1954 The Nature of Light and Colour in the Open Air (London: Dover) Ramachandran V S. E H Gombrich (London: Duckworth) Gregory R L. I have no such excuse for mistakes or confusions in this attempt to put illusions in their place. 1979 Organization of Vision: Essays on Gestalt Perception (New York: Praeger) Minnaert M. Islamic works have deliberate errors. 1981 "The determinants of illusory-contour perception" Perception 10 199-213 Kanizsa G. in Illusion in Nature and Art Eds R L Gregory.380 Gregory R L. 1970 The Nature of Light: An Historical Survey translated into English by V Barocas (London: Heinemann) Sabra A 1. No doubt the categories of illusions submitted here do the same for our thinking. Heard P. 1979 "Border locking and the Cafe Wall illusion" Perception 8 365 . 1982 The Image and the Eye: Further Studies in the Psychology of Pictorial Representation (London: Phaidon) Gregory R L. Gregory R L. 1 9 7 2 The Psychology of Visual Illusion (London: Hutchinson) Ronchi V. 1963 "The origin of the autokinetic effect" Quarterly Journal of Experimental Psychology 15 252-256 Halpern D F. Harris J P. nearly a thousand years later. 1990 Eye and Brain 4th edition (London: Weidenfeld) Gregory R L. 1980 "The confounded eye". His explanations of illusions and their classification reflect his understandings (and misunderstandings) of perception.1989 The Optics oflbn Al-Haytham 2 volumes (London: The Warburg Institute) Tolansky S. 1991 "Perceptual filling in of artificially induced scotomas in human vision" Nature (London) 3 5 0 6 9 9 . Richard L Gregory References Gombrich E H. 1964 Curiosities of Light Rays and Light Waves (London: Vaneda) WadeN. 1975 "Illusion-destruction by appropriate scaling" Perception 4 203-220 Gregory R L. 1970 The Intelligent Eye (London: Weidenfeld) Gregory R L.4 Editorial Al Hazan gave eight causes of illusions.

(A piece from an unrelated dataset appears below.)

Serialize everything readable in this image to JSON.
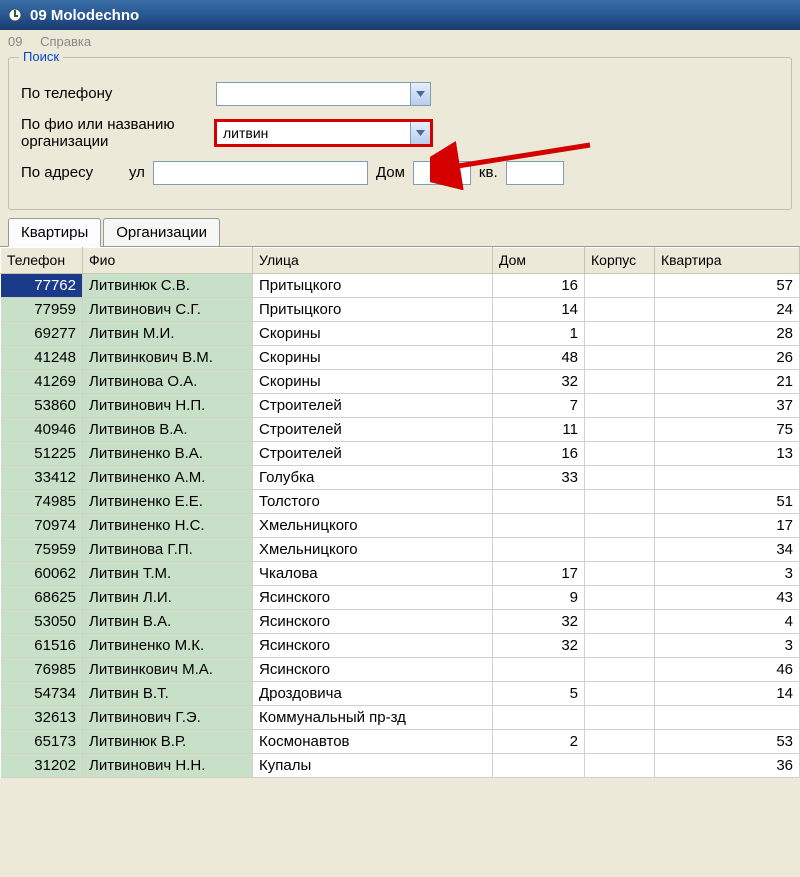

Zangwill O L. 1960 Art and Illusion: A Study on the Psychology of Pictorial Representation (London: Phaidon) Gombrich E H.7 0 2 Robinson J 0 . some having multiple causes. 1990 Visual Allusions: Pictures ofPerception (London: Lawrence Erlbaum) p ©1991 a Pion publication printed in Great Britain .